---------- Records for this exercise ----------

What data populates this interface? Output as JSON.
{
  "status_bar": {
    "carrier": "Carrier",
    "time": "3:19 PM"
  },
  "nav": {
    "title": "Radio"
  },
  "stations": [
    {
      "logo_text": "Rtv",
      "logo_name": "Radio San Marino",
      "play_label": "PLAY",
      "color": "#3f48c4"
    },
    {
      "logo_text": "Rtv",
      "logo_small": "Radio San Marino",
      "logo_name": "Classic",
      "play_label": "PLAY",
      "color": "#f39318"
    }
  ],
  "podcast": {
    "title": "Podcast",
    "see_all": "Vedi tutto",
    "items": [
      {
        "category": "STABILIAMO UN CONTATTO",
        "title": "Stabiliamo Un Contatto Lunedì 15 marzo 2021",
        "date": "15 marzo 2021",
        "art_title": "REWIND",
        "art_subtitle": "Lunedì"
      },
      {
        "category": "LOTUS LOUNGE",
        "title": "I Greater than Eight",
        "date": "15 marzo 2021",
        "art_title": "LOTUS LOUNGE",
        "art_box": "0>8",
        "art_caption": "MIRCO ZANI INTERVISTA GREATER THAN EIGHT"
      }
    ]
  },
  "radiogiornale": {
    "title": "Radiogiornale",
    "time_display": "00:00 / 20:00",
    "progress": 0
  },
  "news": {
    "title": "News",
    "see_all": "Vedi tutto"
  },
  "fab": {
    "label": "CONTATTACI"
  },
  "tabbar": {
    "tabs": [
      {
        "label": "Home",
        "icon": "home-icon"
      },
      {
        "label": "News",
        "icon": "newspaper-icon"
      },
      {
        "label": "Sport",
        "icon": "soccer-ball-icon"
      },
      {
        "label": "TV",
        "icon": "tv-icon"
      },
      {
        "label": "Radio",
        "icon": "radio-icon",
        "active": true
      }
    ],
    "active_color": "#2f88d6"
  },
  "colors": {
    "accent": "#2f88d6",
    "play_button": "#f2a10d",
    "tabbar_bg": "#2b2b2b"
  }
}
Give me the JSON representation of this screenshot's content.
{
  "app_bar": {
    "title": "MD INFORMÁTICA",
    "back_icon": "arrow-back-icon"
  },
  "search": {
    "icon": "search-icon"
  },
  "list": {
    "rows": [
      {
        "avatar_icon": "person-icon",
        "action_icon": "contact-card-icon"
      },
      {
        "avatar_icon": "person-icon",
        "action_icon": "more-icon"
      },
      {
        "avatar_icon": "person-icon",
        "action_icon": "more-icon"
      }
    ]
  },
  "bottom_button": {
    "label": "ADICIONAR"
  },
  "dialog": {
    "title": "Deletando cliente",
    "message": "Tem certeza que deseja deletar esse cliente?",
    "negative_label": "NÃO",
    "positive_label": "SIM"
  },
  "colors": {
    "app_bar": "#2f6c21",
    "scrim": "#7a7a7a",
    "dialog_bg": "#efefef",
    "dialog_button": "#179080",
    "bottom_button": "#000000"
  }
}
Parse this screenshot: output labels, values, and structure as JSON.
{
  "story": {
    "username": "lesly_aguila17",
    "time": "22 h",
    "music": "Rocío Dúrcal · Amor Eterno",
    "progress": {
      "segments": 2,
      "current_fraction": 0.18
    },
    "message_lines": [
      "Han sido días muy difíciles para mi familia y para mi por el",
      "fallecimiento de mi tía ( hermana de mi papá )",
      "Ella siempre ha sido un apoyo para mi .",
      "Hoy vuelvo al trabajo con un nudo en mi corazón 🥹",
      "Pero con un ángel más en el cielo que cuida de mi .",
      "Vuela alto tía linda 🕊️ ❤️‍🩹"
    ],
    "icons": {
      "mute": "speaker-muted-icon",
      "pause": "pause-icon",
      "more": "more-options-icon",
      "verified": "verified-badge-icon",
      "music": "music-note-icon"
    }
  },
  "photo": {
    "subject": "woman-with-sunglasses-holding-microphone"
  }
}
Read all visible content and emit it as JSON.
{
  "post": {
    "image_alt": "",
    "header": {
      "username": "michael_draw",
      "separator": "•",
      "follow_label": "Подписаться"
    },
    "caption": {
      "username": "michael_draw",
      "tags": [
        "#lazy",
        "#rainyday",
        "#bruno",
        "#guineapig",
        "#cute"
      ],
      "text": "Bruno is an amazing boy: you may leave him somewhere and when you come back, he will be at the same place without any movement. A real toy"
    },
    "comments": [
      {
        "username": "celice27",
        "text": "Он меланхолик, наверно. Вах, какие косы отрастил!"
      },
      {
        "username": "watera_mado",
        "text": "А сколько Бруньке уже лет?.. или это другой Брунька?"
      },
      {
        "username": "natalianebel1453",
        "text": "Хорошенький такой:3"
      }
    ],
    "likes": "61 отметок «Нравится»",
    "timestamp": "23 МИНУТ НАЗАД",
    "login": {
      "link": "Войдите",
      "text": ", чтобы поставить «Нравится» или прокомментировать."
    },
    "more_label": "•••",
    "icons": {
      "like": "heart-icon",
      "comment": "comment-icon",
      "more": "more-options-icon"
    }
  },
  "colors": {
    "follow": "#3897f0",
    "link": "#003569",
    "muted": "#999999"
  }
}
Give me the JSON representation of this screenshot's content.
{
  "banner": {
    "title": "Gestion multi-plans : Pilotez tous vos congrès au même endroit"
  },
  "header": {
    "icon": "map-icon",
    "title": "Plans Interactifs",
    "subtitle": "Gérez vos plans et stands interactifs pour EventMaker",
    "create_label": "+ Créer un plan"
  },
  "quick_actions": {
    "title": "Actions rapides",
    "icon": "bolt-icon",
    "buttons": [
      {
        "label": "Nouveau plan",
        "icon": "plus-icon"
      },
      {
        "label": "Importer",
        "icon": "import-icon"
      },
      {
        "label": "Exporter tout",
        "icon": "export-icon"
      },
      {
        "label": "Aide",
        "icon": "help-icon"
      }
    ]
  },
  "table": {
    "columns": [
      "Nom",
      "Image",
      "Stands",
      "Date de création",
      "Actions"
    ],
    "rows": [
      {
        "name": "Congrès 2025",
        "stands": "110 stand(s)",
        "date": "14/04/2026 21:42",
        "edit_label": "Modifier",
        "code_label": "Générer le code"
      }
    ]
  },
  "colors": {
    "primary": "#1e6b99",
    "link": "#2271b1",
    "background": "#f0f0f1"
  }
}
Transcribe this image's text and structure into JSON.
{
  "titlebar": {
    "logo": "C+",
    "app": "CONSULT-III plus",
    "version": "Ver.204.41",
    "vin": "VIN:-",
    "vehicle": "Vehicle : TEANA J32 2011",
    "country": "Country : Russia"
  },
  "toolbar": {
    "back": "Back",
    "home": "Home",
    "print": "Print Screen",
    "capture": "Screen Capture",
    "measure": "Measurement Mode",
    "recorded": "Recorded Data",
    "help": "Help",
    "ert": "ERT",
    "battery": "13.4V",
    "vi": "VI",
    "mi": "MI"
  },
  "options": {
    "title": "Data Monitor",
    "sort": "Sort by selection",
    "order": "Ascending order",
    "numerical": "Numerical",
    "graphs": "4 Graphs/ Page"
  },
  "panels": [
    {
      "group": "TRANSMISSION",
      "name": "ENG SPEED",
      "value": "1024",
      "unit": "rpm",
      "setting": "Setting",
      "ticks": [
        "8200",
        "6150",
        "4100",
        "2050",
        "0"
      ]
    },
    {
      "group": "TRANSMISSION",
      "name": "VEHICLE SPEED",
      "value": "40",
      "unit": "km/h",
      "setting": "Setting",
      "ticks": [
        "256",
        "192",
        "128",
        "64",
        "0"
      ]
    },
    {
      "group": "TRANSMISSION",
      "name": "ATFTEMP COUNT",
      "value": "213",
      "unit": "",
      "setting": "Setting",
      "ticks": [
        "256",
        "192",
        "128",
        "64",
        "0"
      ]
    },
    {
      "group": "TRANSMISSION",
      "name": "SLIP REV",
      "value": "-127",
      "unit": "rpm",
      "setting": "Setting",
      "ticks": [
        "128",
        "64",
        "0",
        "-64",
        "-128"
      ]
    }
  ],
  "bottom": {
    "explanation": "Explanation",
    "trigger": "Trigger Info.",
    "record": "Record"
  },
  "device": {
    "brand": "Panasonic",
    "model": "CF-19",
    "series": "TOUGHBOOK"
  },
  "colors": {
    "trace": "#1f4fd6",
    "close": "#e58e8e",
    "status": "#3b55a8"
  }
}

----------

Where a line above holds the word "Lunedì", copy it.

# Worked solution
        "title": "Stabiliamo Un Contatto Lunedì 15 marzo 2021",
        "art_subtitle": "Lunedì"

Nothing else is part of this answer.